The time to find out if your VHF radio is working is before you leave the dock. In the absence of a pro, you can perform a health check on the radio to confirm that it’s fit for sea duty. Here are some simple tips.
There are two types of tests that should be performed, an installation check and an operational check. Both can be done in minutes. A professional installation check is suggested once a year, preferably at the beginning of the boating season.
Check for any voltage drop, which can rob your radio of performance. Measure the voltage at the terminals where the VHF connects to the 12-volt system near the helm, while a helper keys the transmit button on the microphone to load the circuit. The closer the reading is to 12 volts, the better — it may even be a few 10ths higher; any reading below nine volts requires servicing the circuit. (A voltmeter can be purchased for as little as $20 at Radio Shack and is simple to use).

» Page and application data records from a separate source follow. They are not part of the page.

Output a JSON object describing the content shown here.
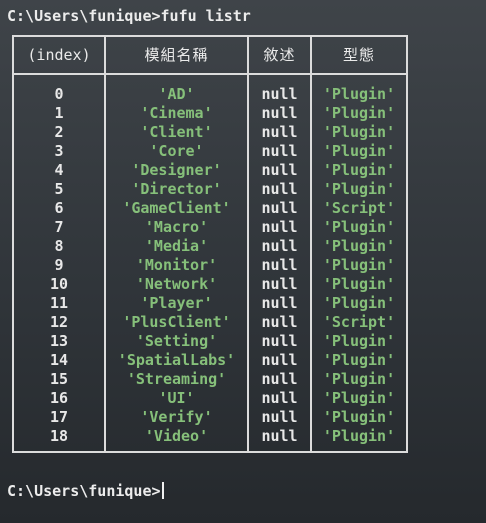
{
  "terminal": {
    "command_line": "C:\\Users\\funique>fufu listr",
    "prompt_line": "C:\\Users\\funique>"
  },
  "table": {
    "headers": {
      "index": "(index)",
      "name": "模組名稱",
      "description": "敘述",
      "type": "型態"
    },
    "rows": [
      {
        "index": "0",
        "name": "'AD'",
        "description": "null",
        "type": "'Plugin'"
      },
      {
        "index": "1",
        "name": "'Cinema'",
        "description": "null",
        "type": "'Plugin'"
      },
      {
        "index": "2",
        "name": "'Client'",
        "description": "null",
        "type": "'Plugin'"
      },
      {
        "index": "3",
        "name": "'Core'",
        "description": "null",
        "type": "'Plugin'"
      },
      {
        "index": "4",
        "name": "'Designer'",
        "description": "null",
        "type": "'Plugin'"
      },
      {
        "index": "5",
        "name": "'Director'",
        "description": "null",
        "type": "'Plugin'"
      },
      {
        "index": "6",
        "name": "'GameClient'",
        "description": "null",
        "type": "'Script'"
      },
      {
        "index": "7",
        "name": "'Macro'",
        "description": "null",
        "type": "'Plugin'"
      },
      {
        "index": "8",
        "name": "'Media'",
        "description": "null",
        "type": "'Plugin'"
      },
      {
        "index": "9",
        "name": "'Monitor'",
        "description": "null",
        "type": "'Plugin'"
      },
      {
        "index": "10",
        "name": "'Network'",
        "description": "null",
        "type": "'Plugin'"
      },
      {
        "index": "11",
        "name": "'Player'",
        "description": "null",
        "type": "'Plugin'"
      },
      {
        "index": "12",
        "name": "'PlusClient'",
        "description": "null",
        "type": "'Script'"
      },
      {
        "index": "13",
        "name": "'Setting'",
        "description": "null",
        "type": "'Plugin'"
      },
      {
        "index": "14",
        "name": "'SpatialLabs'",
        "description": "null",
        "type": "'Plugin'"
      },
      {
        "index": "15",
        "name": "'Streaming'",
        "description": "null",
        "type": "'Plugin'"
      },
      {
        "index": "16",
        "name": "'UI'",
        "description": "null",
        "type": "'Plugin'"
      },
      {
        "index": "17",
        "name": "'Verify'",
        "description": "null",
        "type": "'Plugin'"
      },
      {
        "index": "18",
        "name": "'Video'",
        "description": "null",
        "type": "'Plugin'"
      }
    ]
  },
  "colors": {
    "string_value": "#86c07a",
    "text": "#e8e8e8",
    "border": "#dcdcdc"
  }
}
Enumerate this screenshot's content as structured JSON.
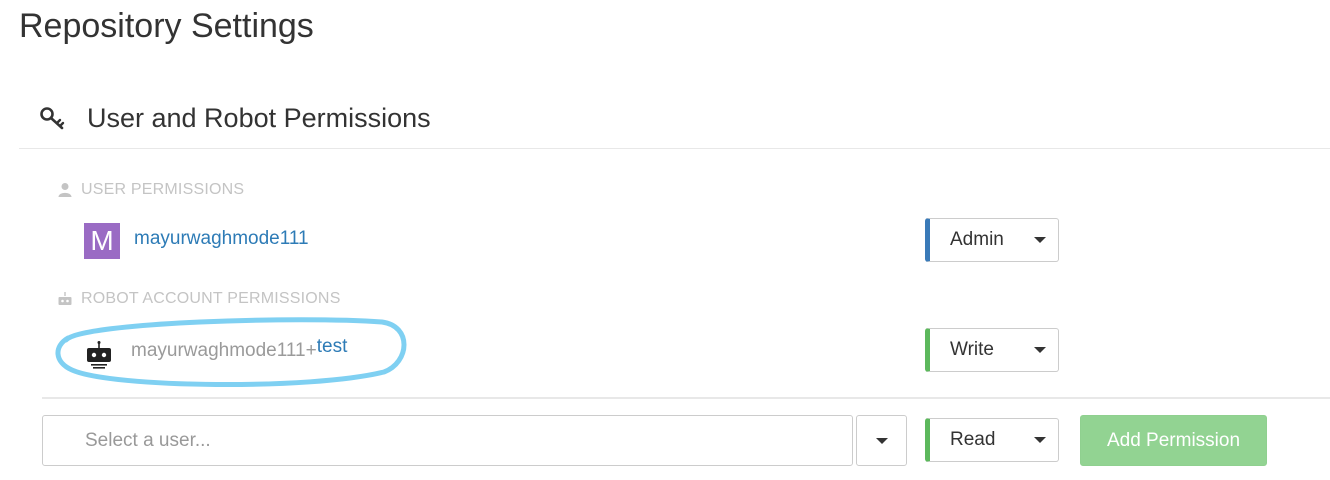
{
  "page": {
    "title": "Repository Settings"
  },
  "section": {
    "icon": "key-icon",
    "title": "User and Robot Permissions"
  },
  "user_permissions": {
    "label": "USER PERMISSIONS",
    "icon": "user-icon",
    "entries": [
      {
        "avatar_letter": "M",
        "avatar_color": "#9a6bc4",
        "name": "mayurwaghmode111",
        "role": "Admin",
        "role_color": "#3a7ab8"
      }
    ]
  },
  "robot_permissions": {
    "label": "ROBOT ACCOUNT PERMISSIONS",
    "icon": "robot-icon",
    "entries": [
      {
        "name_prefix": "mayurwaghmode111+",
        "name_suffix": "test",
        "role": "Write",
        "role_color": "#5cb85c",
        "highlighted": true
      }
    ]
  },
  "add_permission": {
    "user_placeholder": "Select a user...",
    "role": "Read",
    "role_color": "#5cb85c",
    "button_label": "Add Permission",
    "button_color": "#92d392"
  }
}
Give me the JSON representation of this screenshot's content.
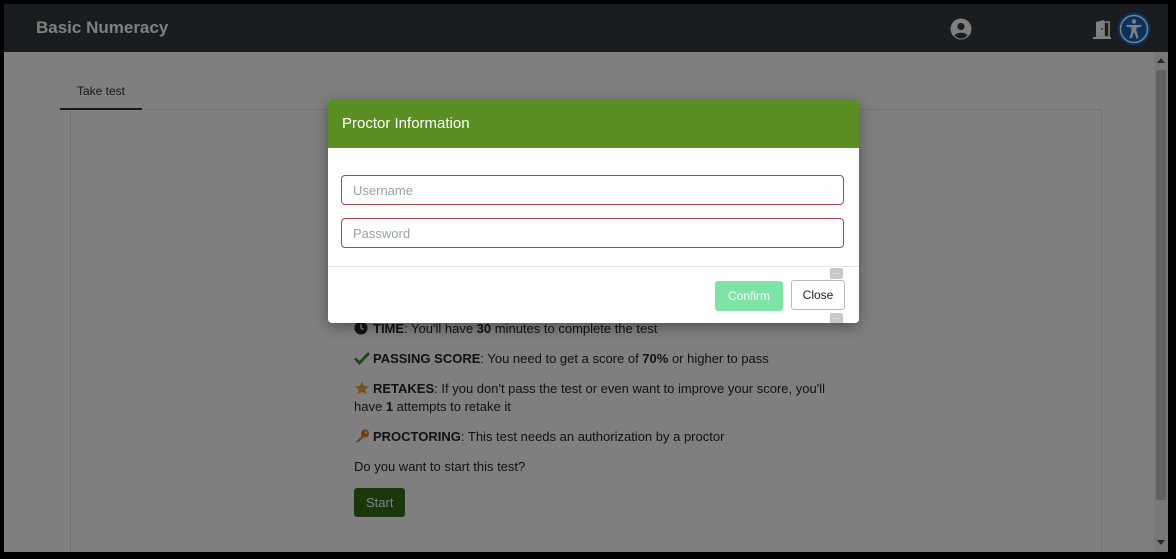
{
  "app": {
    "title": "Basic Numeracy"
  },
  "icons": {
    "user": "user-circle-icon",
    "exit": "door-exit-icon",
    "accessibility": "accessibility-icon"
  },
  "tabs": [
    {
      "label": "Take test"
    }
  ],
  "info": {
    "time_label": "TIME",
    "time_text_before": ": You'll have ",
    "time_value": "30",
    "time_text_after": " minutes to complete the test",
    "passing_label": "PASSING SCORE",
    "passing_text_before": ": You need to get a score of ",
    "passing_value": "70%",
    "passing_text_after": " or higher to pass",
    "retakes_label": "RETAKES",
    "retakes_text_before": ": If you don't pass the test or even want to improve your score, you'll have ",
    "retakes_value": "1",
    "retakes_text_after": " attempts to retake it",
    "proctoring_label": "PROCTORING",
    "proctoring_text": ": This test needs an authorization by a proctor",
    "question": "Do you want to start this test?",
    "start_label": "Start"
  },
  "modal": {
    "title": "Proctor Information",
    "username_placeholder": "Username",
    "username_value": "",
    "password_placeholder": "Password",
    "password_value": "",
    "confirm_label": "Confirm",
    "close_label": "Close"
  },
  "colors": {
    "topbar": "#343a40",
    "modal_header": "#5a8e23",
    "confirm": "#7de3a6",
    "start": "#3a6e1a",
    "field_border": "#b3434a",
    "check": "#3a8a2a",
    "star": "#e8a33d",
    "key": "#e07a22"
  }
}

Look for any cracks, which can lead to water intrusion, appearing along the antenna’s length. Identify and correct any sharp bends or crushed sections of the antenna cable, since these can reduce transmission power. The antenna connector at the back of the radio is a frequent cause of radio failure. Confirm that it is free from corrosion and without tension from a tightly stretched antenna cable.
If you can get on the air to radiocheck with another boat or base station at a reasonable distance away (not from a nearby boat on the same dock), you can rest assured the VHF is ready for duty. But if no one is available for a live radio check, you need to check the radio’s three key operating functions: transmission, modulation and reception.
One trick to see if your radio is transmitting is to keep an eye on the ammeter function of your test meter. If your boat is equipped with an ammeter, you can use that too, though most boats aren’t equipped with this helpful gauge. In the receive mode, your radio should read around one amp of current. When you transmit on high power, the ammeter should kick up to about five or more amps. This is a fair indication that the radio is transmitting at full power.
Confirm your radio’s “hearing ability” by tuning to a 24-hour weather broadcast station that is 25 or more miles away. Reception indicates your receiver is probably OK. Alternatively, tune to a local weather channel, remove the antenna cable from the radio and touch the tip of a narrow screwdriver blade or car key to the center conductor of the radio’s antenna connector. If you can hear a local weather station with such a tiny antenna, the radio should be receiving properly. Warning: Do not key the mike while the antenna is disconnected or you’ll fry your set.
You may be transmitting 25 watts of power, but if your voice doesn’t “modulate,” or vary the radio’s signal, no one will hear your message. A quick test is to switch to one watt, or low power, and monitor yourself on a handheld. You may have to turn the volume down or have someone take the portable VHF down the dock to prevent “squealing” due to signal overload. If your voice is understood, the radio is modulating OK.
Handy Radio Check Meter
One of my favorite means to test a VHF is Shakespeare’s ART-3 radio/antenna tester ($125). It’s palm-size and can easily be connected between a VHF and antenna as a kind of “stethoscope” to monitor and indicate the radio’s power output and the efficiency of the antenna and to evaluate reception as well. The ART-3 will give you a radio check every time you use the radio!
If the radio starts to have problems when you’re away from the dock, here are a couple of curative tips you can use to help remedy the situation.
Bad-Mike Fix: If the radio doesn’t transmit or you get reports from nearby boaters that they can’t hear you or that you are cutting in and out, the microphone cable may be at fault. While listening on a handheld VHF, stretch and manipulate the mike cable to see if you can pinpoint an intermittent wire in the cable. If found, twist or fold the cable to find a position where the microphone will work and then wrap electrical tape or a zip tie around the cable to maintain that position.
Antenna and Cable Cure: If you can make contact only with nearby boats, you may have an antenna or cable problem. Keep a backup antenna stowed on board as insurance. A short sailboat antenna will do with an appropriate length of coaxial cable. You can temporarily secure the antenna to a side rail with tape or an antenna rail mount to get you operational.
Voltage Recovery: Radio failure due to loss of voltage is common. Know where the in-line fuse is located and keep spare fuses handy. Loose connections and corrosion can cause radio failure. Cleaning and tightening the radio’s power cable connections can often restore normal operation.